Portrait of Emperor
Shih - tsu (Khubilai Khan)
Yuan Dynasty

Portrait of Khubilai Khan's Consort (Chabi)
Portrait of Khubilai Khan's
Consort (Chabi)
Yuan Dynasty

National Palace Museum


Age of the Great Khan

Pluralism in Chinese Art and Culture Under the Mongols
Galleries 204, 206, 208, 210, 212
2001/10/10 - 2001/12/25

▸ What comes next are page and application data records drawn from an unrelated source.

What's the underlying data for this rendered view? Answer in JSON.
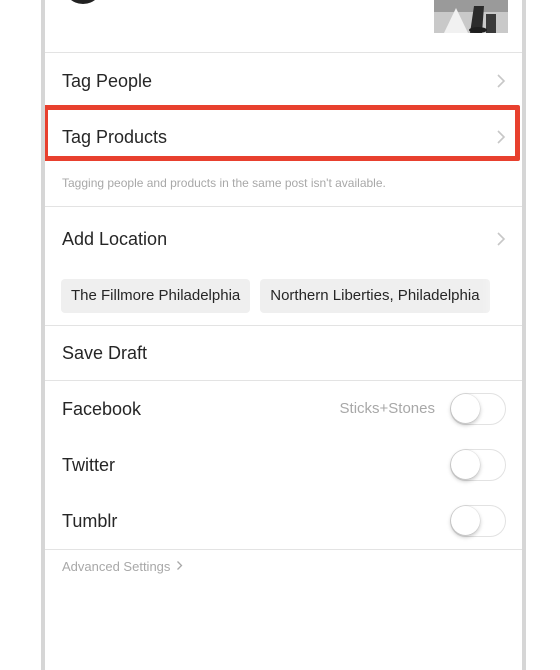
{
  "menu": {
    "tag_people": "Tag People",
    "tag_products": "Tag Products",
    "tagging_note": "Tagging people and products in the same post isn't available.",
    "add_location": "Add Location",
    "location_suggestions": [
      "The Fillmore Philadelphia",
      "Northern Liberties, Philadelphia"
    ],
    "save_draft": "Save Draft"
  },
  "share": {
    "facebook_label": "Facebook",
    "facebook_account": "Sticks+Stones",
    "facebook_on": false,
    "twitter_label": "Twitter",
    "twitter_on": false,
    "tumblr_label": "Tumblr",
    "tumblr_on": false
  },
  "advanced_settings": "Advanced Settings",
  "icons": {
    "chevron": "chevron-right-icon",
    "avatar": "avatar",
    "thumbnail": "post-thumbnail"
  },
  "colors": {
    "highlight": "#e8402e",
    "text": "#262626",
    "secondary_text": "#a8a8a8",
    "chip_bg": "#efefef",
    "divider": "#e3e3e3"
  }
}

The era of Mongolian rule, spanning both the rise of the Mongolian Empire (1206-1259) and the Yuan Dynasty (1260-1368), saw the formation of the largest empire in history, extending from the eastern coast of China west across Central Asia, Persia and Russia.   Following the fall of the Southern Sung in 1279, Khubilai Khan successfully unified all of China under Mongolian rule.  In writing the history of the Yuan dynasty, Chinese historians have traditionally emphasized the influence that Chinese culture exerted on the Mongolians and other "foreigners" who dwelt in China at this time.  However, modern scholars are increasingly beginning to examine the history of the period from a broader perspective that takes into account the new cultural models and systems brought into China by the Mongols and by the other Central and Western Asian ethnic groups that composed their multi-ethnic empire.  In an effort to shed light on this alternative perspective, the Museum has organized the special exhibition Age of the Great Khan.

 

 

Age of the Great Khan A Treasured Aviary Annual Special Exhibition of Treasured Paintings and Calligraphic Works
From Poussin to Cezanne The Printer's Craft 2001 The National Crafts Awards
Oct - Dec, 2001 Issue  Museum Previous Issues